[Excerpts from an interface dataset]
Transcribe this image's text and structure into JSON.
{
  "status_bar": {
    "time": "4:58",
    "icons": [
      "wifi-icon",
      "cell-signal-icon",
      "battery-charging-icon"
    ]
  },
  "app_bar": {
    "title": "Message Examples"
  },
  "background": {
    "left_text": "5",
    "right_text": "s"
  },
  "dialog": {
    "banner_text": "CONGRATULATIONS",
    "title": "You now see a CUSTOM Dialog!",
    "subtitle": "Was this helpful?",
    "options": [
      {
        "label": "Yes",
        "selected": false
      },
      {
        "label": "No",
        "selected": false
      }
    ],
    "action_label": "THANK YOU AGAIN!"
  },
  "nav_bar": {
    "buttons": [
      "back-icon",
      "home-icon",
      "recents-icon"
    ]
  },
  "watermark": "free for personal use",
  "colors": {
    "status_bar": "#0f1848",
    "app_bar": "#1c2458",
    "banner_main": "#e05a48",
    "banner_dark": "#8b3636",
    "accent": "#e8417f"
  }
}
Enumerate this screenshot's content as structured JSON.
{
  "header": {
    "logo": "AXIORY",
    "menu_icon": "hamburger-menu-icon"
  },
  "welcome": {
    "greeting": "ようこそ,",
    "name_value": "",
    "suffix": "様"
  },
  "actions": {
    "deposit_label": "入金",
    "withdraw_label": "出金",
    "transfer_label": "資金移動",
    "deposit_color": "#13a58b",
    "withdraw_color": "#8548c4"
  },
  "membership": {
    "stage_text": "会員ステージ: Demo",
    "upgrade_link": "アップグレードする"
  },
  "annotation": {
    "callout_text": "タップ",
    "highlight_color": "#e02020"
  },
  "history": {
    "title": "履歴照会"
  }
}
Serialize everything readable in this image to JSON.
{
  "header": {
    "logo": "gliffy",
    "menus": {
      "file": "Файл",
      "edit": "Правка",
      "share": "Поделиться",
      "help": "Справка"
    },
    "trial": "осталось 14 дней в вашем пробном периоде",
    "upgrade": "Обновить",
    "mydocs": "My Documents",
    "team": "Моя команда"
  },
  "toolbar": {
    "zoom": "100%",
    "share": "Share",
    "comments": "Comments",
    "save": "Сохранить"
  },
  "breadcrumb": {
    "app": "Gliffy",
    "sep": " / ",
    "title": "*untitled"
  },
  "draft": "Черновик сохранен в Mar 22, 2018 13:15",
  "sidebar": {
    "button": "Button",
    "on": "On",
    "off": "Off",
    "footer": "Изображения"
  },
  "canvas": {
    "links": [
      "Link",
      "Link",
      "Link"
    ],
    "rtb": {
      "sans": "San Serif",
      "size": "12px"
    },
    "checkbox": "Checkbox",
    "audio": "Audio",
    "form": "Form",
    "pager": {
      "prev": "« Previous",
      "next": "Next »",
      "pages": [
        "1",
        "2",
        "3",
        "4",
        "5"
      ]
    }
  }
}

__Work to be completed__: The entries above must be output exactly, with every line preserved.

__Output__:
Transcribe this image's text and structure into JSON.
{
  "status_bar": {
    "time": "4:58",
    "icons": [
      "wifi-icon",
      "cell-signal-icon",
      "battery-charging-icon"
    ]
  },
  "app_bar": {
    "title": "Message Examples"
  },
  "background": {
    "left_text": "5",
    "right_text": "s"
  },
  "dialog": {
    "banner_text": "CONGRATULATIONS",
    "title": "You now see a CUSTOM Dialog!",
    "subtitle": "Was this helpful?",
    "options": [
      {
        "label": "Yes",
        "selected": false
      },
      {
        "label": "No",
        "selected": false
      }
    ],
    "action_label": "THANK YOU AGAIN!"
  },
  "nav_bar": {
    "buttons": [
      "back-icon",
      "home-icon",
      "recents-icon"
    ]
  },
  "watermark": "free for personal use",
  "colors": {
    "status_bar": "#0f1848",
    "app_bar": "#1c2458",
    "banner_main": "#e05a48",
    "banner_dark": "#8b3636",
    "accent": "#e8417f"
  }
}
Enumerate this screenshot's content as structured JSON.
{
  "header": {
    "logo": "AXIORY",
    "menu_icon": "hamburger-menu-icon"
  },
  "welcome": {
    "greeting": "ようこそ,",
    "name_value": "",
    "suffix": "様"
  },
  "actions": {
    "deposit_label": "入金",
    "withdraw_label": "出金",
    "transfer_label": "資金移動",
    "deposit_color": "#13a58b",
    "withdraw_color": "#8548c4"
  },
  "membership": {
    "stage_text": "会員ステージ: Demo",
    "upgrade_link": "アップグレードする"
  },
  "annotation": {
    "callout_text": "タップ",
    "highlight_color": "#e02020"
  },
  "history": {
    "title": "履歴照会"
  }
}
Serialize everything readable in this image to JSON.
{
  "header": {
    "logo": "gliffy",
    "menus": {
      "file": "Файл",
      "edit": "Правка",
      "share": "Поделиться",
      "help": "Справка"
    },
    "trial": "осталось 14 дней в вашем пробном периоде",
    "upgrade": "Обновить",
    "mydocs": "My Documents",
    "team": "Моя команда"
  },
  "toolbar": {
    "zoom": "100%",
    "share": "Share",
    "comments": "Comments",
    "save": "Сохранить"
  },
  "breadcrumb": {
    "app": "Gliffy",
    "sep": " / ",
    "title": "*untitled"
  },
  "draft": "Черновик сохранен в Mar 22, 2018 13:15",
  "sidebar": {
    "button": "Button",
    "on": "On",
    "off": "Off",
    "footer": "Изображения"
  },
  "canvas": {
    "links": [
      "Link",
      "Link",
      "Link"
    ],
    "rtb": {
      "sans": "San Serif",
      "size": "12px"
    },
    "checkbox": "Checkbox",
    "audio": "Audio",
    "form": "Form",
    "pager": {
      "prev": "« Previous",
      "next": "Next »",
      "pages": [
        "1",
        "2",
        "3",
        "4",
        "5"
      ]
    }
  }
}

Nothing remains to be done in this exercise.